Records drawn from a dataset:
===
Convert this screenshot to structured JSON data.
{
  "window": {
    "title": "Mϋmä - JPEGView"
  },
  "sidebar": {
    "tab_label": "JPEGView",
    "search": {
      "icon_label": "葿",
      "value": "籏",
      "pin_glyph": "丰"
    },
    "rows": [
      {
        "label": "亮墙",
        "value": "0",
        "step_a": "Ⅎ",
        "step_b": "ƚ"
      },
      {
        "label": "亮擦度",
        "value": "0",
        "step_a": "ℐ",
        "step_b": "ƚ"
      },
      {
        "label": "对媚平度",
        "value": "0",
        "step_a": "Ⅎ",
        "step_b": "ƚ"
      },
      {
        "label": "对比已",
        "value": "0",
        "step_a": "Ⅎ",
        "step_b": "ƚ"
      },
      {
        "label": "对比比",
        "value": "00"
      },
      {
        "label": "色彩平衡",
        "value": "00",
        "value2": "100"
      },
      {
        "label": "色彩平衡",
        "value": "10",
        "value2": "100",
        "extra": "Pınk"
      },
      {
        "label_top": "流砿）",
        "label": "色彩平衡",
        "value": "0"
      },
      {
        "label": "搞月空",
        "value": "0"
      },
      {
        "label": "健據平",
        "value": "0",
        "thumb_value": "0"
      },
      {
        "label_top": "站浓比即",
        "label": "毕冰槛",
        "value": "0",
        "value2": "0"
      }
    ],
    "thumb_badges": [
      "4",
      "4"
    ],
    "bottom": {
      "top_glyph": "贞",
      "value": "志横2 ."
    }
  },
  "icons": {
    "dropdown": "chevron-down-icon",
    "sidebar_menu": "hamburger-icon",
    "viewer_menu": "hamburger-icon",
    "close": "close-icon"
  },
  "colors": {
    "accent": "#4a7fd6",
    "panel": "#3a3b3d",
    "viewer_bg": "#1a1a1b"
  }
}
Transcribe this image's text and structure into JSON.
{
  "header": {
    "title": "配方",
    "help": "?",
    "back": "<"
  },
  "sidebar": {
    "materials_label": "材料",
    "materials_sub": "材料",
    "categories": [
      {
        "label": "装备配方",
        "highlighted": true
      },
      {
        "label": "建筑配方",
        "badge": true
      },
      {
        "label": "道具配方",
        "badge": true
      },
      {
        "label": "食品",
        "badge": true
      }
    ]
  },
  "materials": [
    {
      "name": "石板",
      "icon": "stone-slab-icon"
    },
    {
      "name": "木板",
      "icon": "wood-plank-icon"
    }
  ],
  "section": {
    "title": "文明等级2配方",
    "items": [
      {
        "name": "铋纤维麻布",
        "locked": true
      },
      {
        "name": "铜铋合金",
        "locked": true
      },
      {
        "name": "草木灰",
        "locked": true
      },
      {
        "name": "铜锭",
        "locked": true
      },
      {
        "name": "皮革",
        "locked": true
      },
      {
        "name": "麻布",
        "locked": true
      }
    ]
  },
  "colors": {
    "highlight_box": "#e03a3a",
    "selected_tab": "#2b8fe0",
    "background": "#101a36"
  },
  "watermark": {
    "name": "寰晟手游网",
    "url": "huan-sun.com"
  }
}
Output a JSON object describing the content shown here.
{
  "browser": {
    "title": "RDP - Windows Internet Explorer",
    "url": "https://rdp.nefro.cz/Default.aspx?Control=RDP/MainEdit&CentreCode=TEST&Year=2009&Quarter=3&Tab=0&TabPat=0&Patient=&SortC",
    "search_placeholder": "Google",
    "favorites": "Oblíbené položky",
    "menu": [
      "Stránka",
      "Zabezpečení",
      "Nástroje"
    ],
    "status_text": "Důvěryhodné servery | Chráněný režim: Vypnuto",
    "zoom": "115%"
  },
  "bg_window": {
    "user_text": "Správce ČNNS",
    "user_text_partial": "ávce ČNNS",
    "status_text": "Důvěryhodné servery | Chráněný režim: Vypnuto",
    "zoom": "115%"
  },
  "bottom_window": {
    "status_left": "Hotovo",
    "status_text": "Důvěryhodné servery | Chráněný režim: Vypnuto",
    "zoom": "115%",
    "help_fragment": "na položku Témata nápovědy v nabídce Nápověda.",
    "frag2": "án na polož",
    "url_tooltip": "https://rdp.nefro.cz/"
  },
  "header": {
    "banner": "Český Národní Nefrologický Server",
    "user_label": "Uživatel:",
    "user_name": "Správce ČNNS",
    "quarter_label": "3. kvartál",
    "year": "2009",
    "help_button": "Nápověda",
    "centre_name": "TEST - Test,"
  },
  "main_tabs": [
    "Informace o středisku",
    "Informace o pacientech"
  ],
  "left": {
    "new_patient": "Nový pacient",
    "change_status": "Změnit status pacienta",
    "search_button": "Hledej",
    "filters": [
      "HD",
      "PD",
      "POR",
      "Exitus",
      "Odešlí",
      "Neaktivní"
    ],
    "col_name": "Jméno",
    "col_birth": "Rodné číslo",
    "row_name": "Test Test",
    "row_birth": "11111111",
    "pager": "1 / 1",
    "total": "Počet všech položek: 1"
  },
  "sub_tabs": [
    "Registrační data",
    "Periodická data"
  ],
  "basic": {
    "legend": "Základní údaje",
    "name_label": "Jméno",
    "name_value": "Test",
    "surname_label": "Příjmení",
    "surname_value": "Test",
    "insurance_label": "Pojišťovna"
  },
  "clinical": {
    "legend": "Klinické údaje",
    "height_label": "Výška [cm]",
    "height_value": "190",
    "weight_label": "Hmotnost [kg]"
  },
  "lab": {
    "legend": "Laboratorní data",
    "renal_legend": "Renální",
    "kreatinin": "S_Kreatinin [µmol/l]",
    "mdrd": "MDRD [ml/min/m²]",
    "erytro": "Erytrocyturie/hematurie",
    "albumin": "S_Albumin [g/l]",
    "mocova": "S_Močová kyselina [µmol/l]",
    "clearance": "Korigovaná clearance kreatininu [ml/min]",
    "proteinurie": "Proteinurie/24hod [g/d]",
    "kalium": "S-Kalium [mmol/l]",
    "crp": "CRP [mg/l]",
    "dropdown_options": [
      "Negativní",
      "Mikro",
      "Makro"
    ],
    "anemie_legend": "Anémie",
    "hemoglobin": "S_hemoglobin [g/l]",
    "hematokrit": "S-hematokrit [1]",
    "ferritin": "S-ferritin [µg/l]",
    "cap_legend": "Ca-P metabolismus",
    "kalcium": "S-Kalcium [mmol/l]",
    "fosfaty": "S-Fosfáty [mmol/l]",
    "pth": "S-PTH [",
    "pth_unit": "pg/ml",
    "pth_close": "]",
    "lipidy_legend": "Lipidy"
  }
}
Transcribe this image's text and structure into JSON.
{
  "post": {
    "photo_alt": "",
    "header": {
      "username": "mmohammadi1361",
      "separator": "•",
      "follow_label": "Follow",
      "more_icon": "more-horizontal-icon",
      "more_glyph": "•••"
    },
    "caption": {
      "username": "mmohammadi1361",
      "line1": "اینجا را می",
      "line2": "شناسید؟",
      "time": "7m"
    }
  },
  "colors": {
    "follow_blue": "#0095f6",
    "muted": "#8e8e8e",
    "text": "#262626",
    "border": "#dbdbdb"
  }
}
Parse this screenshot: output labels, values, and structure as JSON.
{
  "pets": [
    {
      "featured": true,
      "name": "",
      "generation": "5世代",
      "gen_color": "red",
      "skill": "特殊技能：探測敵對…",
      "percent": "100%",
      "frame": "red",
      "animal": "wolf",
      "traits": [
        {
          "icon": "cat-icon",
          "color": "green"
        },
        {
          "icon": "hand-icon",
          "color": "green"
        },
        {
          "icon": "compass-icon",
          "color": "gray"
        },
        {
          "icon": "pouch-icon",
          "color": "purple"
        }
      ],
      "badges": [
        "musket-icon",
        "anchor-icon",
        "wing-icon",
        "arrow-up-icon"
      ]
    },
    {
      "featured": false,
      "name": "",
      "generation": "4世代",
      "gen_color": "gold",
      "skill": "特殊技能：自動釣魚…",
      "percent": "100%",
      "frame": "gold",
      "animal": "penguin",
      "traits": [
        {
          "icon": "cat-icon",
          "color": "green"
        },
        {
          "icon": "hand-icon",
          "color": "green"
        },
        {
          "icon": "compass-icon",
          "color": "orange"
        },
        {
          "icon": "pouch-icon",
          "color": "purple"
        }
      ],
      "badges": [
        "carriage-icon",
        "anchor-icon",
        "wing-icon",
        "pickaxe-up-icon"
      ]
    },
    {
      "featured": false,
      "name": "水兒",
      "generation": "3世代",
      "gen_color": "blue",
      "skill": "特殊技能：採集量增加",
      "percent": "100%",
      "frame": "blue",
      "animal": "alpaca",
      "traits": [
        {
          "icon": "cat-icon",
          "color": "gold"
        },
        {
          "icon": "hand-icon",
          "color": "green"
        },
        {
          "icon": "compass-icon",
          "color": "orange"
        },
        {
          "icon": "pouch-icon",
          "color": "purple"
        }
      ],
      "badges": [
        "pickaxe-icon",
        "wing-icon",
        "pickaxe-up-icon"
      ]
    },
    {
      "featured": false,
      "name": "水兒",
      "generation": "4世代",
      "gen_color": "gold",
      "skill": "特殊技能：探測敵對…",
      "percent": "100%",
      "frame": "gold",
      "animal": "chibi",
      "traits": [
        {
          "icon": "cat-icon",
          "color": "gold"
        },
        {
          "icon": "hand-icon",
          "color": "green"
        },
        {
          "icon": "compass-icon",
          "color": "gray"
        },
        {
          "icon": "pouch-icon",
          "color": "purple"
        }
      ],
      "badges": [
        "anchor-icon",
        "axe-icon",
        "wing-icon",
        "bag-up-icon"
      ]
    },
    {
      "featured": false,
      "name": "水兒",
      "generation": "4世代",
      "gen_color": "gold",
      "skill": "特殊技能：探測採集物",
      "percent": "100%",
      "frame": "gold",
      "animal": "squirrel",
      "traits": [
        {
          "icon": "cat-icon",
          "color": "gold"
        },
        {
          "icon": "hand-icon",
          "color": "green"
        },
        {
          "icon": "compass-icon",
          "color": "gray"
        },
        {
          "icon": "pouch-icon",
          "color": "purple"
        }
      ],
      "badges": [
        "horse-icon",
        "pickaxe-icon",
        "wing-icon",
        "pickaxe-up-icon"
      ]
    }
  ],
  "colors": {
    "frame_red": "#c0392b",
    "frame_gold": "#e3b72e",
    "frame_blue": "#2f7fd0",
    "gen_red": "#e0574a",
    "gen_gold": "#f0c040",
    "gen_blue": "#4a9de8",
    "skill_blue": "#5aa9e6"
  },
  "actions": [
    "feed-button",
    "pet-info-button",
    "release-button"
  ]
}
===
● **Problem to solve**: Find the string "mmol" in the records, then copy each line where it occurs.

● **Your response**:
    "kalium": "S-Kalium [mmol/l]",
    "kalcium": "S-Kalcium [mmol/l]",
    "fosfaty": "S-Fosfáty [mmol/l]",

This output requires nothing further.